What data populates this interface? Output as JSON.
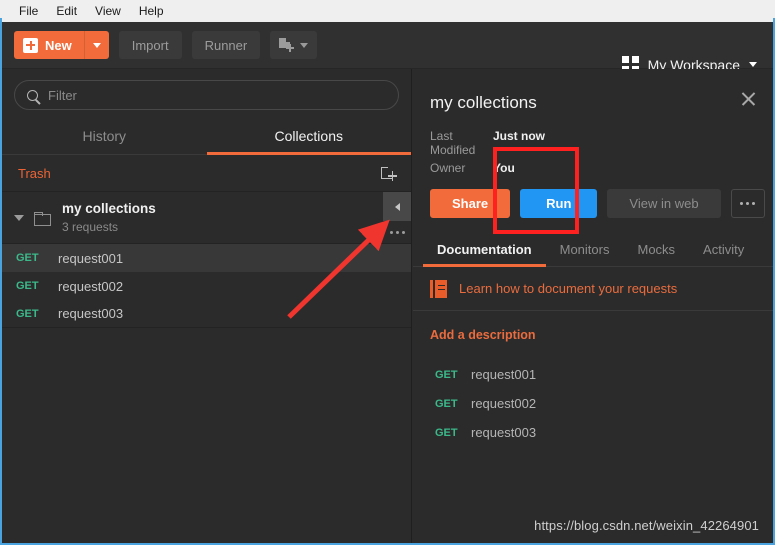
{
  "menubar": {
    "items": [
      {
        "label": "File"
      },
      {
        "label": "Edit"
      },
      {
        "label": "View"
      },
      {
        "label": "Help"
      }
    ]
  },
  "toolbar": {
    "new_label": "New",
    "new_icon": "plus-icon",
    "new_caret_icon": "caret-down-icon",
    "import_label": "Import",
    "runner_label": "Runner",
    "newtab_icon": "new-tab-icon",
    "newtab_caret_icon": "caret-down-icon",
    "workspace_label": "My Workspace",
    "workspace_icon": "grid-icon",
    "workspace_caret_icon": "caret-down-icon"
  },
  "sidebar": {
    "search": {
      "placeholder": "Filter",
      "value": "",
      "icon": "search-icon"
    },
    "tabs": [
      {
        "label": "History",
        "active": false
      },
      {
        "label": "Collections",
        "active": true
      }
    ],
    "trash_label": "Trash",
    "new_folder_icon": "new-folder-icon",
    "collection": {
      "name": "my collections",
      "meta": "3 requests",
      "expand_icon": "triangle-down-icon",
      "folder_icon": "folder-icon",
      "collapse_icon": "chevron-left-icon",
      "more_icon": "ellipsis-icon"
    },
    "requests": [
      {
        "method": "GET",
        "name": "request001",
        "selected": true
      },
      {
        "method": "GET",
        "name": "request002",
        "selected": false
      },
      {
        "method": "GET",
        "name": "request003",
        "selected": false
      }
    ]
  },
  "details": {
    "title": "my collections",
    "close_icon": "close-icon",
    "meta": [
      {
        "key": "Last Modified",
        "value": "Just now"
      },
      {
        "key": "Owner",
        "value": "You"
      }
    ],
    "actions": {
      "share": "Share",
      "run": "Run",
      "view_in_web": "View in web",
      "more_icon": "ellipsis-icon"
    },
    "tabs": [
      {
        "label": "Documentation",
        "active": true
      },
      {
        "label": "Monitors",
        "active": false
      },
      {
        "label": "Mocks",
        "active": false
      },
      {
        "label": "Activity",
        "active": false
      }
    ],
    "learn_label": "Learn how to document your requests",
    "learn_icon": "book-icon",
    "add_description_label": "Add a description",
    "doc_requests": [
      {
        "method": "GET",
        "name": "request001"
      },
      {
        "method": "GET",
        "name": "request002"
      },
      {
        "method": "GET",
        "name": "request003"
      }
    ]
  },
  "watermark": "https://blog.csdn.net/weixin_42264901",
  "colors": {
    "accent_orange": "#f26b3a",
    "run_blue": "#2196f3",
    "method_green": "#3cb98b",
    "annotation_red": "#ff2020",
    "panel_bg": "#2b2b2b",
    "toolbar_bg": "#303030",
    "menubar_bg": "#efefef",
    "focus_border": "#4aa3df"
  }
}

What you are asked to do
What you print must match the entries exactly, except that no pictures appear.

Response to the task
What data populates this interface? Output as JSON.
{
  "menubar": {
    "items": [
      {
        "label": "File"
      },
      {
        "label": "Edit"
      },
      {
        "label": "View"
      },
      {
        "label": "Help"
      }
    ]
  },
  "toolbar": {
    "new_label": "New",
    "new_icon": "plus-icon",
    "new_caret_icon": "caret-down-icon",
    "import_label": "Import",
    "runner_label": "Runner",
    "newtab_icon": "new-tab-icon",
    "newtab_caret_icon": "caret-down-icon",
    "workspace_label": "My Workspace",
    "workspace_icon": "grid-icon",
    "workspace_caret_icon": "caret-down-icon"
  },
  "sidebar": {
    "search": {
      "placeholder": "Filter",
      "value": "",
      "icon": "search-icon"
    },
    "tabs": [
      {
        "label": "History",
        "active": false
      },
      {
        "label": "Collections",
        "active": true
      }
    ],
    "trash_label": "Trash",
    "new_folder_icon": "new-folder-icon",
    "collection": {
      "name": "my collections",
      "meta": "3 requests",
      "expand_icon": "triangle-down-icon",
      "folder_icon": "folder-icon",
      "collapse_icon": "chevron-left-icon",
      "more_icon": "ellipsis-icon"
    },
    "requests": [
      {
        "method": "GET",
        "name": "request001",
        "selected": true
      },
      {
        "method": "GET",
        "name": "request002",
        "selected": false
      },
      {
        "method": "GET",
        "name": "request003",
        "selected": false
      }
    ]
  },
  "details": {
    "title": "my collections",
    "close_icon": "close-icon",
    "meta": [
      {
        "key": "Last Modified",
        "value": "Just now"
      },
      {
        "key": "Owner",
        "value": "You"
      }
    ],
    "actions": {
      "share": "Share",
      "run": "Run",
      "view_in_web": "View in web",
      "more_icon": "ellipsis-icon"
    },
    "tabs": [
      {
        "label": "Documentation",
        "active": true
      },
      {
        "label": "Monitors",
        "active": false
      },
      {
        "label": "Mocks",
        "active": false
      },
      {
        "label": "Activity",
        "active": false
      }
    ],
    "learn_label": "Learn how to document your requests",
    "learn_icon": "book-icon",
    "add_description_label": "Add a description",
    "doc_requests": [
      {
        "method": "GET",
        "name": "request001"
      },
      {
        "method": "GET",
        "name": "request002"
      },
      {
        "method": "GET",
        "name": "request003"
      }
    ]
  },
  "watermark": "https://blog.csdn.net/weixin_42264901",
  "colors": {
    "accent_orange": "#f26b3a",
    "run_blue": "#2196f3",
    "method_green": "#3cb98b",
    "annotation_red": "#ff2020",
    "panel_bg": "#2b2b2b",
    "toolbar_bg": "#303030",
    "menubar_bg": "#efefef",
    "focus_border": "#4aa3df"
  }
}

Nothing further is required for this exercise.